This time around, a gold medal is all in their minds.
If two-time defending beach volleyball gold medalists Kerri Walsh Jennings and Misty May-Treanor make it three in a row, it's not their physical dominance that will carry them through their toughest Olympic competition yet. It's couch time.
For the past six months, Walsh Jennings (no hyphen yet -- she has yet to officially change her last name, but when she does, Walsh will become her middle name) and May-Treanor have been working with a sports psychologist to explore what was keeping them from winning tournaments and to rebalance their chemistry.
"Last year was a great season, all in all," Walsh Jennings said after defeating Marleen Van Iersel and Sanne Keizer of the Netherlands 21-13, 21-12 in Saturday night's round of 16. "We had two really tough injuries to deal with, took two years off and played with new teams. This year, we've been in a funk and it was all mental. We worked so hard to get through that and get to the heart of the matter. We let go of so much baggage. It's sports psychology at its finest."
That Walsh Jennings is so open about the struggles she and May-Treanor have experienced since partnering up again, and their work with a sports psychologist, speaks as much to their openness as it does to the prevalence of sports psychologists in today's locker rooms.
"There is a lot of heart involved in what we do," Walsh Jennings said. "Being good spiritually and emotionally and physically is so important, and that's where we're at. That is why we are playing the way we are right now."
After winning their second Olympic gold medal in Beijing, Walsh Jennings took time off to have two children -- sons Joseph and Sundance -- and May-Treanor was sidelined with a torn Achilles suffered during a practice session on "Dancing With the Stars."
At various times, both Walsh Jennings and May-Treanor partnered with Nicole Branagh but eventually decided to pair up again in 2011 and make a run at another Olympic title.

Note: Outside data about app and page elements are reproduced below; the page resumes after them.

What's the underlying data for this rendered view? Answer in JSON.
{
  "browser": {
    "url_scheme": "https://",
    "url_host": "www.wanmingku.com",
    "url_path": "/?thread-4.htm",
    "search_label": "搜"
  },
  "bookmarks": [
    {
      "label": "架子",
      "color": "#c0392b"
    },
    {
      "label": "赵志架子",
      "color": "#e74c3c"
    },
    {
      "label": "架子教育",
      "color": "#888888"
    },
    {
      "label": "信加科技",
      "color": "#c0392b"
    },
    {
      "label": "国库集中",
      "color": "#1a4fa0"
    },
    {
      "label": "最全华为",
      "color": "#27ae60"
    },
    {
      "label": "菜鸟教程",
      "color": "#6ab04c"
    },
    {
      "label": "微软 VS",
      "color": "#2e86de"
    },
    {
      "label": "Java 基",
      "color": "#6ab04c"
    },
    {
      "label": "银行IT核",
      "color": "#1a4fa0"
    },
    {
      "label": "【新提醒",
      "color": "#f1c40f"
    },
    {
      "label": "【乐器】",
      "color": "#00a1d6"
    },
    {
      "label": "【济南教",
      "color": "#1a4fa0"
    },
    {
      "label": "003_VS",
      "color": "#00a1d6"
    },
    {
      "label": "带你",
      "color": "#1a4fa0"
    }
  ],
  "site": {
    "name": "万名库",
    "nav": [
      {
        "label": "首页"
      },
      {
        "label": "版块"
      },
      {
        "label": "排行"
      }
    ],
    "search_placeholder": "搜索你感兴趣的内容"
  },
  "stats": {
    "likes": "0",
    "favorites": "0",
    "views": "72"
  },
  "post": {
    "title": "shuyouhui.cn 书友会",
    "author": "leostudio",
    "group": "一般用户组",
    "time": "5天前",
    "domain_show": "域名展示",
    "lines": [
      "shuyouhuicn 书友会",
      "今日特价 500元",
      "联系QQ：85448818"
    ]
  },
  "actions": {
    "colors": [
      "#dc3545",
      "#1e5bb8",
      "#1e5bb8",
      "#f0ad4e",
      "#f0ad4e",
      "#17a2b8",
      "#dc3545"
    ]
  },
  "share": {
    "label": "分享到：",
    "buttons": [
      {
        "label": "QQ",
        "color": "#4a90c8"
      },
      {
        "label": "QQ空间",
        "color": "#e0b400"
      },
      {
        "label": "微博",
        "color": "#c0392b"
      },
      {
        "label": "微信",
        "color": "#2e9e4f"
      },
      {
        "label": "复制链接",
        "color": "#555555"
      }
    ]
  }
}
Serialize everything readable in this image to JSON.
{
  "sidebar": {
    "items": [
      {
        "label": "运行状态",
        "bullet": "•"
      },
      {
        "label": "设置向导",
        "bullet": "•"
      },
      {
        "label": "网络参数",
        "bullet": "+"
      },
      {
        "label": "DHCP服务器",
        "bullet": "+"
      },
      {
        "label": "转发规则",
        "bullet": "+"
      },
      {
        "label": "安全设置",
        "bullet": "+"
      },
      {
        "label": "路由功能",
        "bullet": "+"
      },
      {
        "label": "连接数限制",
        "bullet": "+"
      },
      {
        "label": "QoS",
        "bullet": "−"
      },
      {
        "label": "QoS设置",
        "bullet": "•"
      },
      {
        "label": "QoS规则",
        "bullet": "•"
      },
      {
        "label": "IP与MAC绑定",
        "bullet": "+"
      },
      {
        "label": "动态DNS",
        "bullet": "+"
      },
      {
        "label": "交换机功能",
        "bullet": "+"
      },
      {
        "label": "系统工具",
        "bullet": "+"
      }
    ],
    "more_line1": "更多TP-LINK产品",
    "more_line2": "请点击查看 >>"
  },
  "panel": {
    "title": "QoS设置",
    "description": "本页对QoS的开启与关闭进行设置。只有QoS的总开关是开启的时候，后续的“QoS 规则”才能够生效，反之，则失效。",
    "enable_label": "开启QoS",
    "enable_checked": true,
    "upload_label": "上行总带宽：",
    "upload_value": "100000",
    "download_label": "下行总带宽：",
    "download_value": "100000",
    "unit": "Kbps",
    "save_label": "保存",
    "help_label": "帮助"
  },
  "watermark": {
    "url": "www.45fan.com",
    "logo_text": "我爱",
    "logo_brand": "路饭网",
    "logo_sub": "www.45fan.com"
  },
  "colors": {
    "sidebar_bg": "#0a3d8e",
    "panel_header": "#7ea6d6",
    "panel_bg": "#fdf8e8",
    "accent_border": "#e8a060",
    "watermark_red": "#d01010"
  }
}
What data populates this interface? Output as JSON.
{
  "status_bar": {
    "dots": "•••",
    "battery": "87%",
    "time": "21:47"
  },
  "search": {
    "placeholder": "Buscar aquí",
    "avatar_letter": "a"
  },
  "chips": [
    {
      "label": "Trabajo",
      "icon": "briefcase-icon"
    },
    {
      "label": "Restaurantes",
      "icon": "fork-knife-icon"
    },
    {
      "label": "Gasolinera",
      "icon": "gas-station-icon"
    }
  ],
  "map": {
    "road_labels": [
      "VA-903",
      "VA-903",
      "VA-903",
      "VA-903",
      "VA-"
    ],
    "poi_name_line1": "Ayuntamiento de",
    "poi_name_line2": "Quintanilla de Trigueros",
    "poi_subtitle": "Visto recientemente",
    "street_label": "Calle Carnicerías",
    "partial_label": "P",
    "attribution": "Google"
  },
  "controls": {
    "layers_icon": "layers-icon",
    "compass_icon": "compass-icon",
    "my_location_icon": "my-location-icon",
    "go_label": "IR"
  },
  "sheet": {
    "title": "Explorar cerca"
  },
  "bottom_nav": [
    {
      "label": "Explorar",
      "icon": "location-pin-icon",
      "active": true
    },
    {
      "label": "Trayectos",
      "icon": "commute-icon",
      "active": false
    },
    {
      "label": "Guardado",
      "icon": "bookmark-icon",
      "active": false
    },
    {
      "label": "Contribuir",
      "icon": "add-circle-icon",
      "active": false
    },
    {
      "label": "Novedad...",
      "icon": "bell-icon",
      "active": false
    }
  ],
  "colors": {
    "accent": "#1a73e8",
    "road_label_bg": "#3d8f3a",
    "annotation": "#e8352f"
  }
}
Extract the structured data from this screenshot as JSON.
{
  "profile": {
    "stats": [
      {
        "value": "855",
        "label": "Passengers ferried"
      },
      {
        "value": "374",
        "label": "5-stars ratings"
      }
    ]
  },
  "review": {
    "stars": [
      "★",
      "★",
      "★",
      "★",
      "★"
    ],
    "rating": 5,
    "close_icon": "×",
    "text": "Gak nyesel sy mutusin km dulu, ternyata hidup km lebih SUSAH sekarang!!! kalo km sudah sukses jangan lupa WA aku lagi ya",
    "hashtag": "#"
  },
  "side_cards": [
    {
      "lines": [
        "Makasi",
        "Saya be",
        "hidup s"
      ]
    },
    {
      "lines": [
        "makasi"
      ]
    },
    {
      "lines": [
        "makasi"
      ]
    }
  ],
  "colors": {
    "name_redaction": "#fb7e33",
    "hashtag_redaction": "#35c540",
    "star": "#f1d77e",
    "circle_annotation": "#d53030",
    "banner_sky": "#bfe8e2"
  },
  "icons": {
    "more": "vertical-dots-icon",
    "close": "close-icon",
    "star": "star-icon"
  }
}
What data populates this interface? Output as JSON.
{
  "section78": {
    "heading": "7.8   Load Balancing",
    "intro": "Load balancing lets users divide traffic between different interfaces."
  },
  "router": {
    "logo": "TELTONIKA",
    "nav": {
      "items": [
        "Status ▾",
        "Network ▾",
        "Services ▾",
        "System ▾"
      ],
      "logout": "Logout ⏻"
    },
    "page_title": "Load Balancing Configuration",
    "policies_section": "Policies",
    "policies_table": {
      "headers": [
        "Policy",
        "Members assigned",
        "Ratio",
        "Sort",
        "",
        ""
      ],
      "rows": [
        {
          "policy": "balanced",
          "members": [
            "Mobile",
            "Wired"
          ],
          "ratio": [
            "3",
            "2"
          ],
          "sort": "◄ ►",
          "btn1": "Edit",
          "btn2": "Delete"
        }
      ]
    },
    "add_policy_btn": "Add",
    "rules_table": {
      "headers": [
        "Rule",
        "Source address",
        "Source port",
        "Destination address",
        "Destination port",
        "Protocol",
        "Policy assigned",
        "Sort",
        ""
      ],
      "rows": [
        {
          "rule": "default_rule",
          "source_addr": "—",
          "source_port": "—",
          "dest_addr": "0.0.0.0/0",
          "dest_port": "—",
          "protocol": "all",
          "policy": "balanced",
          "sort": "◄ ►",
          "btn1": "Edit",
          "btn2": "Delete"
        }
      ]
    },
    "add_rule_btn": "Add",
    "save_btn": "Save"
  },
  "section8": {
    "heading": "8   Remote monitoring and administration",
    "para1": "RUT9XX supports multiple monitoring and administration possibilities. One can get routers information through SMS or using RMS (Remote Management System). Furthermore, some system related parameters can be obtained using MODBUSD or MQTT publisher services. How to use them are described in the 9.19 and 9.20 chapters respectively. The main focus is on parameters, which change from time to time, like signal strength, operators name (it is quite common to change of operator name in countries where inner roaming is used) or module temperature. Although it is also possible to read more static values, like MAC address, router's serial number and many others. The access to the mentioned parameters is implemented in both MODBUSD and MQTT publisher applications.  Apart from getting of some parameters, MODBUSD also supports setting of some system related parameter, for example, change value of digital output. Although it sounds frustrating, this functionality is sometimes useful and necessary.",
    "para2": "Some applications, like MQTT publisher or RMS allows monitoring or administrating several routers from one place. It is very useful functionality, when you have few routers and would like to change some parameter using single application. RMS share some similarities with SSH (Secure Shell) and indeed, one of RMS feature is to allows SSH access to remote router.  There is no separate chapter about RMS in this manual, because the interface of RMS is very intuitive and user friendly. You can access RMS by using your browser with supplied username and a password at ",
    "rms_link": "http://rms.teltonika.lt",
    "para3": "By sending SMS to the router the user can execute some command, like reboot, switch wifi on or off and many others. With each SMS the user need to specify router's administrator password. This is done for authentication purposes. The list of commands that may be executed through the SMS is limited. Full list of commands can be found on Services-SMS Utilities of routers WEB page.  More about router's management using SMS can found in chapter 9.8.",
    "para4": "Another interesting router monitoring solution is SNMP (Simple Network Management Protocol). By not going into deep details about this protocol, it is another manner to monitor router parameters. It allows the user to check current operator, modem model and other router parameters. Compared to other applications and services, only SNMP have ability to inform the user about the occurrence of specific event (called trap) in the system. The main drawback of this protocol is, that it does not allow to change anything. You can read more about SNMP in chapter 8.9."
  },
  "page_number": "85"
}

But this road has been the bumpiest. They returned to competition as a team in 2011 and felt that the chemistry and skill level was still there, but their confidence was lacking. And the game had changed. They no longer were the dominant force they were used to being.
"We had what is special about us right away, which is the love and respect and the work ethic," Walsh Jennings said. "As far as being great right away, absolutely not. We had four silvers last year. That was a gross, gross year."
This year has been just as up-and-down, but while Walsh Jennings said their play has made her "want to throw up," the goal was always to peak during the Olympics.
"It was more the mental conditioning we had to get back than the physical, and that's harder, way harder," she said, explaining that the game became more physical, from harder serves to pounding blocks, while they were away. "It takes time to create that flow again, especially when things changed so much in our two years off."
In that time, the field grew deeper, and that is evident here in London. This will be the hardest test of their Olympic careers.
"I think if you look at our road compared to everyone else, we have the most challenging road. We had that in [the] world championships and we let that one slip away. We're not going to let that happen."